◆ WHAT THE TASK ASKS ◆
Your response should reproduce every line of the entries that contains the word "фигуры".

Start of DATA FOR REVIEW

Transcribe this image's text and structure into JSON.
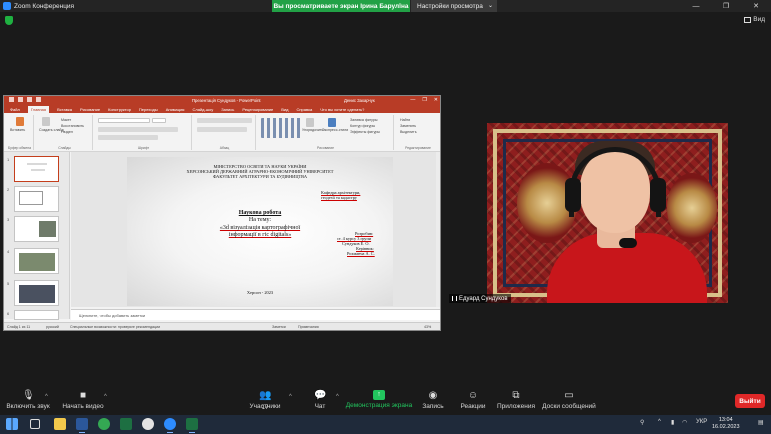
{
  "zoom": {
    "window_title": "Zoom Конференция",
    "share_banner": "Вы просматриваете экран Ірина Барулїна",
    "view_options": "Настройки просмотра",
    "view_button": "Вид",
    "window_controls": [
      "—",
      "❐",
      "✕"
    ]
  },
  "powerpoint": {
    "title": "Презентація Сундуков - PowerPoint",
    "user": "Денис Захарчук",
    "tabs": [
      "Файл",
      "Главная",
      "Вставка",
      "Рисование",
      "Конструктор",
      "Переходы",
      "Анимация",
      "Слайд-шоу",
      "Запись",
      "Рецензирование",
      "Вид",
      "Справка",
      "Что вы хотите сделать?"
    ],
    "active_tab": "Главная",
    "ribbon": {
      "paste": "Вставить",
      "clipboard": "Буфер обмена",
      "new_slide": "Создать слайд",
      "reuse": "Повторно использовать слайды",
      "layout": "Макет",
      "reset": "Восстановить",
      "section": "Раздел",
      "slides": "Слайды",
      "font": "Шрифт",
      "paragraph": "Абзац",
      "arrange": "Упорядочить",
      "quick_styles": "Экспресс-стили",
      "drawing": "Рисование",
      "shape_fill": "Заливка фигуры",
      "shape_outline": "Контур фигуры",
      "shape_effects": "Эффекты фигуры",
      "find": "Найти",
      "replace": "Заменить",
      "select": "Выделить",
      "editing": "Редактирование"
    },
    "thumb_numbers": [
      "1",
      "2",
      "3",
      "4",
      "5",
      "6"
    ],
    "slide": {
      "header1": "МІНІСТЕРСТВО ОСВІТИ ТА НАУКИ УКРАЇНИ",
      "header2": "ХЕРСОНСЬКИЙ ДЕРЖАВНИЙ АГРАРНО-ЕКОНОМІЧНИЙ УНІВЕРСИТЕТ",
      "header3": "ФАКУЛЬТЕТ АРХІТЕКТУРИ ТА БУДІВНИЦТВА",
      "dept1": "Кафедра архітектури,",
      "dept2": "геодезії та кадастру",
      "work": "Наукова робота",
      "topic": "На тему:",
      "title1": "«3d візуалізація картографічної",
      "title2": "інформації в гіс digitals»",
      "author_label": "Розробив:",
      "author_group": "ст. 4 курсу 3 групи",
      "author_name": "Сундуков Е. О.",
      "supervisor_label": "Керівник:",
      "supervisor_name": "Рохманча А. С.",
      "footer": "Херсон - 2023"
    },
    "notes_placeholder": "Щелкните, чтобы добавить заметки",
    "status": {
      "slide_counter": "Слайд 1 из 11",
      "language": "русский",
      "accessibility": "Специальные возможности: проверьте рекомендации",
      "notes": "Заметки",
      "comments": "Примечания",
      "zoom": "43%"
    }
  },
  "video": {
    "participant_name": "Едуард Сундуков"
  },
  "toolbar": {
    "mute": "Включить звук",
    "start_video": "Начать видео",
    "participants": "Участники",
    "participants_count": "17",
    "chat": "Чат",
    "share": "Демонстрация экрана",
    "record": "Запись",
    "reactions": "Реакции",
    "apps": "Приложения",
    "whiteboards": "Доски сообщений",
    "leave": "Выйти"
  },
  "taskbar": {
    "language": "УКР",
    "time": "13:04",
    "date": "16.02.2023"
  },
  "colors": {
    "zoom_green": "#22a146",
    "ppt_red": "#b83c26",
    "leave_red": "#e02828",
    "shirt_red": "#c8161b"
  }
}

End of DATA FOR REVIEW

◆ RESPONSE ◆
      "shape_fill": "Заливка фигуры",
      "shape_outline": "Контур фигуры",
      "shape_effects": "Эффекты фигуры",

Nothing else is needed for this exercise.